04 Oct 2019

September has been a busy month for all those involved in child protection, with events and celebrations nearly every day as part of National Child Protection Week and Foster and Kinship Carers Week.

September has been a busy month for all those involved in child protection, with events and celebrations nearly every day as part of National Child Protection Week and Foster and Kinship Carers Week.

Thank you to everyone who helped us coordinate these events and activities - these celebrations would not have been possible without your help.

  • Carer lunches and dinners

    We hosted 21 lunches and dinners across South Australia to thank carers and celebrate their work, in partnership with a range of non-government agencies. More than 500 carers attended the events and feedback from has been overwhelmingly positive. Thank you to all carers for their attendance - we hope you had a fantastic time.

    We would also like to say a big thank you GOGO events (a social enterprise) who partnered with us to produce many of these events.

  • Royal Adelaide Show stall: 30 Aug to 8 Sept

    More than 500 people visited our booth at the Royal Adelaide Show, where volunteers and staff provided information on how to become a carer. 80 existing carers also stopped by and we were able to personally thank them and give them a small gift. One agency member reported that three people she had spoken to contacted her the next day to register interest for a foster care information seminar.

    The adults and children who attended the booth also left messages for carers, thanking them for their tremendous efforts towards child protection.

    We would like to thank Connecting Foster and Kinship Carers SA for their dedication to making the stall a success. We would also like to thank carers and the following foster and kinship care agencies for taking the time to staff the Royal Show stand:

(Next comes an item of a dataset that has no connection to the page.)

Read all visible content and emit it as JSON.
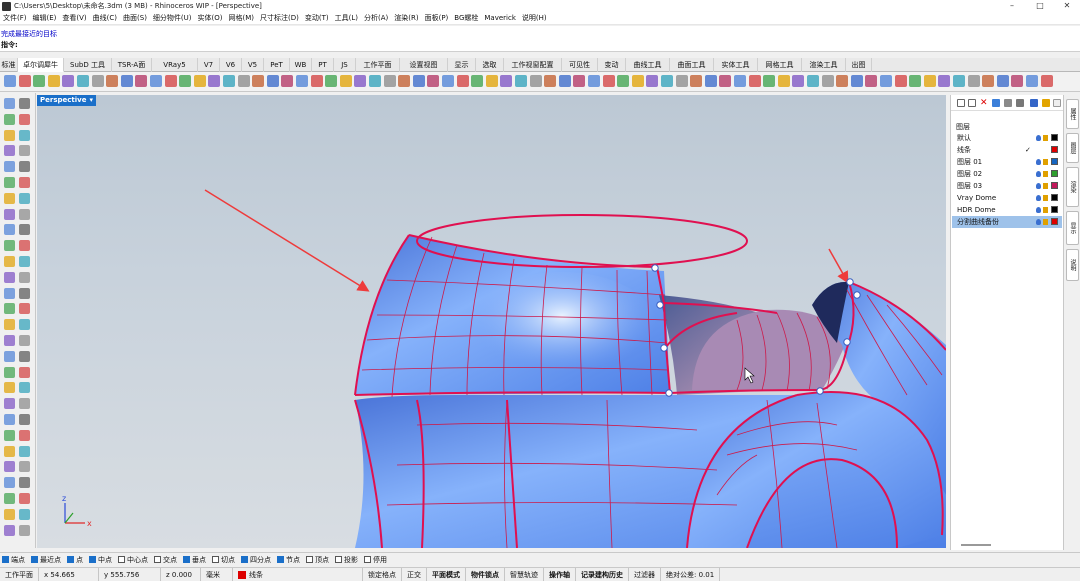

    • ac.care
    • Aboriginal Family Support Services (AFSS)
    • AnglicareSA
    • Centacare
    • Key Assets
    • Lutheran Community Care
    • Uniting Country SA
  • A new website for carers

    To support carers in their important role, we launched a new online carer platform with information and resources in an easy–to-use format. This includes an updated version of Who Can Say OK?, with ‘at a glance’ guides to help carers understand who needs to be involved in day-to-day decisions about their child.

    Carer thank you cards

    Carers received a card from the Minister for Child Protection, Hon Rachel Sanderson MP, and the Chief Executive Officer of the Department for Child Protection, Cathy Taylor, thanking them for their dedication to the vulnerable children and young people in their care.

    You can also view videos featuring both Hon Rachel Sanderson MP and Cathy Taylor thanking carers for their efforts.

  • The Secretariat of National Aboriginal and Islander Child Care (SNAICC) National Conference: 2-5 Sept

    This year the SNAICC national conference was held in Adelaide. This conference was centered on promoting a safer future for Aboriginal children, young people and families. The conference provided the opportunity for many Aboriginal organisations, policy makers, researchers, government representatives, other non-government organisations and industry representatives to gather and make renewed commitments to Aboriginal and Torres Strait Islander children and young people.

  • Putting children first: changing the way we frame parenting to improve child wellbeing in Australia: 6 Sept

    280 people attended this NAPCAN Q&A forum, featuring a keynote presentation from Dr Nat Kendall-Taylor. The Q&A panel was chaired by Chief Executive Cathy Taylor and featured Dr Prue McEvoy, Lead Psychiatric Director.

  • Karen Fitzgerald oration at the Australian Association for Infant Mental Health (AAIMHI) National Conference: 4-7 Sept

    Professor Mary Dozier from the University of Delaware spearheaded the Karen Fitzgerald Oration at the AAIMHI conference this year. Over 230 people gathered to listen to Professor Dozier present on how early adversity impacts brain and behavioural development of infants and young children. Among this crowd of 230 people were 25 DCP staff, looking to boost their professional knowledge.